Page and application data records:
________

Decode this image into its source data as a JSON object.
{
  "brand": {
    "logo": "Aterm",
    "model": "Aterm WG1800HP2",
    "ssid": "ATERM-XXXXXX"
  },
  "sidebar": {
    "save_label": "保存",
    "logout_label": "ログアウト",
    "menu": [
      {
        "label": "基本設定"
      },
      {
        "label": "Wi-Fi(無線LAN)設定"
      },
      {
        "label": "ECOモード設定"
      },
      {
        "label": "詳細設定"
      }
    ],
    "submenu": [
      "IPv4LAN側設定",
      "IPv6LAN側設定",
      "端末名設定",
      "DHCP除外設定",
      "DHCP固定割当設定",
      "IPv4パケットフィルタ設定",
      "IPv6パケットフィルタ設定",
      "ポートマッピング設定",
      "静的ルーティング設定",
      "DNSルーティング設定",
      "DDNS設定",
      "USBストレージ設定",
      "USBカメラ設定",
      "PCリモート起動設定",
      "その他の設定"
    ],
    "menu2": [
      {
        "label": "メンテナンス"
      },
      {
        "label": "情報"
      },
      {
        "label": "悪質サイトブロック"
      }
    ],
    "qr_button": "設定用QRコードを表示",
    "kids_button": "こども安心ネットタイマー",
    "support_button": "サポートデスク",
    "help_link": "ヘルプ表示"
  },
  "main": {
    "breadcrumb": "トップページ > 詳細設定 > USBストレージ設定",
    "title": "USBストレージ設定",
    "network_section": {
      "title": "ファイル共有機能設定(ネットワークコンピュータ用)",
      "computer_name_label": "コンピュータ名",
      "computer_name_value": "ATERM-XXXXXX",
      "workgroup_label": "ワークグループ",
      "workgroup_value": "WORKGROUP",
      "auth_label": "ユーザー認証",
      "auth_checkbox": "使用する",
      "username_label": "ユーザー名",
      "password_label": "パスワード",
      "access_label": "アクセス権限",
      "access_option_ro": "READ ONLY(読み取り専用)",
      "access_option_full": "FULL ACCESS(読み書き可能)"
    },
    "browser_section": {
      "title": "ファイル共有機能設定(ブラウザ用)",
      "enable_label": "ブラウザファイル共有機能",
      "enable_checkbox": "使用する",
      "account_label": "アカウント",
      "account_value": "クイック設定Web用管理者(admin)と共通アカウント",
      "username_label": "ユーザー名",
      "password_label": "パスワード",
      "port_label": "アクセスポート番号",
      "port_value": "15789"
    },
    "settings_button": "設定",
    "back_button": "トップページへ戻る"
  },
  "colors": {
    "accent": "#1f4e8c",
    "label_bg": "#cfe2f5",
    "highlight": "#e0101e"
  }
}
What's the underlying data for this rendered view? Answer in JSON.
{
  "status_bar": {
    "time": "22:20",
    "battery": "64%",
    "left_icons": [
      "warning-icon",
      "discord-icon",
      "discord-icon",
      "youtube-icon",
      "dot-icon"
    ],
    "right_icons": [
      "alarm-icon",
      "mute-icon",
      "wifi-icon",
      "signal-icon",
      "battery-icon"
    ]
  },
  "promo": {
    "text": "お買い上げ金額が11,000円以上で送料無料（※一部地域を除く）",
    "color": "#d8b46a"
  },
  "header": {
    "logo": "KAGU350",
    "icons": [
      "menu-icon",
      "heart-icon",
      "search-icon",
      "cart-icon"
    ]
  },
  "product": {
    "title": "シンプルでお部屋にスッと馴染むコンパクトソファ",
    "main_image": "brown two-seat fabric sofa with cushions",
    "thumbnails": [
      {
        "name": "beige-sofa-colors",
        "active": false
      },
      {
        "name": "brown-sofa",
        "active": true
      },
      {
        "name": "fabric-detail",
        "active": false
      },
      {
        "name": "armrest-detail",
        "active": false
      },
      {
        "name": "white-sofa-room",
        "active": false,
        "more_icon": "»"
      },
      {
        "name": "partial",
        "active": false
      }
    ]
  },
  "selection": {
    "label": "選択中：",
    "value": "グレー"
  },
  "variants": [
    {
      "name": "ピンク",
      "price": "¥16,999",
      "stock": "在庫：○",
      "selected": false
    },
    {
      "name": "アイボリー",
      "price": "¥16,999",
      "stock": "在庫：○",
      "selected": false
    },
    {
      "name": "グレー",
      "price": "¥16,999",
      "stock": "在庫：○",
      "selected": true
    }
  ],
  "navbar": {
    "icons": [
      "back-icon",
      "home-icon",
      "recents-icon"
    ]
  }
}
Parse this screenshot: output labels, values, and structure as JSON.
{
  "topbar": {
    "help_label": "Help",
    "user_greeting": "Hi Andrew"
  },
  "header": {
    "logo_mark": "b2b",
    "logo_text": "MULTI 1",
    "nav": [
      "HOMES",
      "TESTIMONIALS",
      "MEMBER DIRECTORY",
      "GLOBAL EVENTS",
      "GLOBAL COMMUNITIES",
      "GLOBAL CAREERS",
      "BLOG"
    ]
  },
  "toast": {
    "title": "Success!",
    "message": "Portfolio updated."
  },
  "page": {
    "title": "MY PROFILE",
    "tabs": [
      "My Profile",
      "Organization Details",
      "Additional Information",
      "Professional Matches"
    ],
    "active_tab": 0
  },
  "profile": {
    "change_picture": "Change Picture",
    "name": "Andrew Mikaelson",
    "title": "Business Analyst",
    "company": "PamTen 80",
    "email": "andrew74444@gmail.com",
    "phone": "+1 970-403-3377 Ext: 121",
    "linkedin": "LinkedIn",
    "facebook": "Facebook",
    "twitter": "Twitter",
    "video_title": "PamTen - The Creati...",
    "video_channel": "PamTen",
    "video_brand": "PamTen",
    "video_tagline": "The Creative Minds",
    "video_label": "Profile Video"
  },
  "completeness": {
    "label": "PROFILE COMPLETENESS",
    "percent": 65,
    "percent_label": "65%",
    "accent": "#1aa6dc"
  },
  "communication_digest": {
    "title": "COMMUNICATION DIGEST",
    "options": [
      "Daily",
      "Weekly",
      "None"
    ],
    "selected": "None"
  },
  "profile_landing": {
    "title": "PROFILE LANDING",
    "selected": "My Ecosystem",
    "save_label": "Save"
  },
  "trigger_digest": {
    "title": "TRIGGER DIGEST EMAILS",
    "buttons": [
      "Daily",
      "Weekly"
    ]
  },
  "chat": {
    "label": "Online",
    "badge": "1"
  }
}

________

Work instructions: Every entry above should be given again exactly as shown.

Answer to the exercise:
Decode this image into its source data as a JSON object.
{
  "brand": {
    "logo": "Aterm",
    "model": "Aterm WG1800HP2",
    "ssid": "ATERM-XXXXXX"
  },
  "sidebar": {
    "save_label": "保存",
    "logout_label": "ログアウト",
    "menu": [
      {
        "label": "基本設定"
      },
      {
        "label": "Wi-Fi(無線LAN)設定"
      },
      {
        "label": "ECOモード設定"
      },
      {
        "label": "詳細設定"
      }
    ],
    "submenu": [
      "IPv4LAN側設定",
      "IPv6LAN側設定",
      "端末名設定",
      "DHCP除外設定",
      "DHCP固定割当設定",
      "IPv4パケットフィルタ設定",
      "IPv6パケットフィルタ設定",
      "ポートマッピング設定",
      "静的ルーティング設定",
      "DNSルーティング設定",
      "DDNS設定",
      "USBストレージ設定",
      "USBカメラ設定",
      "PCリモート起動設定",
      "その他の設定"
    ],
    "menu2": [
      {
        "label": "メンテナンス"
      },
      {
        "label": "情報"
      },
      {
        "label": "悪質サイトブロック"
      }
    ],
    "qr_button": "設定用QRコードを表示",
    "kids_button": "こども安心ネットタイマー",
    "support_button": "サポートデスク",
    "help_link": "ヘルプ表示"
  },
  "main": {
    "breadcrumb": "トップページ > 詳細設定 > USBストレージ設定",
    "title": "USBストレージ設定",
    "network_section": {
      "title": "ファイル共有機能設定(ネットワークコンピュータ用)",
      "computer_name_label": "コンピュータ名",
      "computer_name_value": "ATERM-XXXXXX",
      "workgroup_label": "ワークグループ",
      "workgroup_value": "WORKGROUP",
      "auth_label": "ユーザー認証",
      "auth_checkbox": "使用する",
      "username_label": "ユーザー名",
      "password_label": "パスワード",
      "access_label": "アクセス権限",
      "access_option_ro": "READ ONLY(読み取り専用)",
      "access_option_full": "FULL ACCESS(読み書き可能)"
    },
    "browser_section": {
      "title": "ファイル共有機能設定(ブラウザ用)",
      "enable_label": "ブラウザファイル共有機能",
      "enable_checkbox": "使用する",
      "account_label": "アカウント",
      "account_value": "クイック設定Web用管理者(admin)と共通アカウント",
      "username_label": "ユーザー名",
      "password_label": "パスワード",
      "port_label": "アクセスポート番号",
      "port_value": "15789"
    },
    "settings_button": "設定",
    "back_button": "トップページへ戻る"
  },
  "colors": {
    "accent": "#1f4e8c",
    "label_bg": "#cfe2f5",
    "highlight": "#e0101e"
  }
}
What's the underlying data for this rendered view? Answer in JSON.
{
  "status_bar": {
    "time": "22:20",
    "battery": "64%",
    "left_icons": [
      "warning-icon",
      "discord-icon",
      "discord-icon",
      "youtube-icon",
      "dot-icon"
    ],
    "right_icons": [
      "alarm-icon",
      "mute-icon",
      "wifi-icon",
      "signal-icon",
      "battery-icon"
    ]
  },
  "promo": {
    "text": "お買い上げ金額が11,000円以上で送料無料（※一部地域を除く）",
    "color": "#d8b46a"
  },
  "header": {
    "logo": "KAGU350",
    "icons": [
      "menu-icon",
      "heart-icon",
      "search-icon",
      "cart-icon"
    ]
  },
  "product": {
    "title": "シンプルでお部屋にスッと馴染むコンパクトソファ",
    "main_image": "brown two-seat fabric sofa with cushions",
    "thumbnails": [
      {
        "name": "beige-sofa-colors",
        "active": false
      },
      {
        "name": "brown-sofa",
        "active": true
      },
      {
        "name": "fabric-detail",
        "active": false
      },
      {
        "name": "armrest-detail",
        "active": false
      },
      {
        "name": "white-sofa-room",
        "active": false,
        "more_icon": "»"
      },
      {
        "name": "partial",
        "active": false
      }
    ]
  },
  "selection": {
    "label": "選択中：",
    "value": "グレー"
  },
  "variants": [
    {
      "name": "ピンク",
      "price": "¥16,999",
      "stock": "在庫：○",
      "selected": false
    },
    {
      "name": "アイボリー",
      "price": "¥16,999",
      "stock": "在庫：○",
      "selected": false
    },
    {
      "name": "グレー",
      "price": "¥16,999",
      "stock": "在庫：○",
      "selected": true
    }
  ],
  "navbar": {
    "icons": [
      "back-icon",
      "home-icon",
      "recents-icon"
    ]
  }
}
Parse this screenshot: output labels, values, and structure as JSON.
{
  "topbar": {
    "help_label": "Help",
    "user_greeting": "Hi Andrew"
  },
  "header": {
    "logo_mark": "b2b",
    "logo_text": "MULTI 1",
    "nav": [
      "HOMES",
      "TESTIMONIALS",
      "MEMBER DIRECTORY",
      "GLOBAL EVENTS",
      "GLOBAL COMMUNITIES",
      "GLOBAL CAREERS",
      "BLOG"
    ]
  },
  "toast": {
    "title": "Success!",
    "message": "Portfolio updated."
  },
  "page": {
    "title": "MY PROFILE",
    "tabs": [
      "My Profile",
      "Organization Details",
      "Additional Information",
      "Professional Matches"
    ],
    "active_tab": 0
  },
  "profile": {
    "change_picture": "Change Picture",
    "name": "Andrew Mikaelson",
    "title": "Business Analyst",
    "company": "PamTen 80",
    "email": "andrew74444@gmail.com",
    "phone": "+1 970-403-3377 Ext: 121",
    "linkedin": "LinkedIn",
    "facebook": "Facebook",
    "twitter": "Twitter",
    "video_title": "PamTen - The Creati...",
    "video_channel": "PamTen",
    "video_brand": "PamTen",
    "video_tagline": "The Creative Minds",
    "video_label": "Profile Video"
  },
  "completeness": {
    "label": "PROFILE COMPLETENESS",
    "percent": 65,
    "percent_label": "65%",
    "accent": "#1aa6dc"
  },
  "communication_digest": {
    "title": "COMMUNICATION DIGEST",
    "options": [
      "Daily",
      "Weekly",
      "None"
    ],
    "selected": "None"
  },
  "profile_landing": {
    "title": "PROFILE LANDING",
    "selected": "My Ecosystem",
    "save_label": "Save"
  },
  "trigger_digest": {
    "title": "TRIGGER DIGEST EMAILS",
    "buttons": [
      "Daily",
      "Weekly"
    ]
  },
  "chat": {
    "label": "Online",
    "badge": "1"
  }
}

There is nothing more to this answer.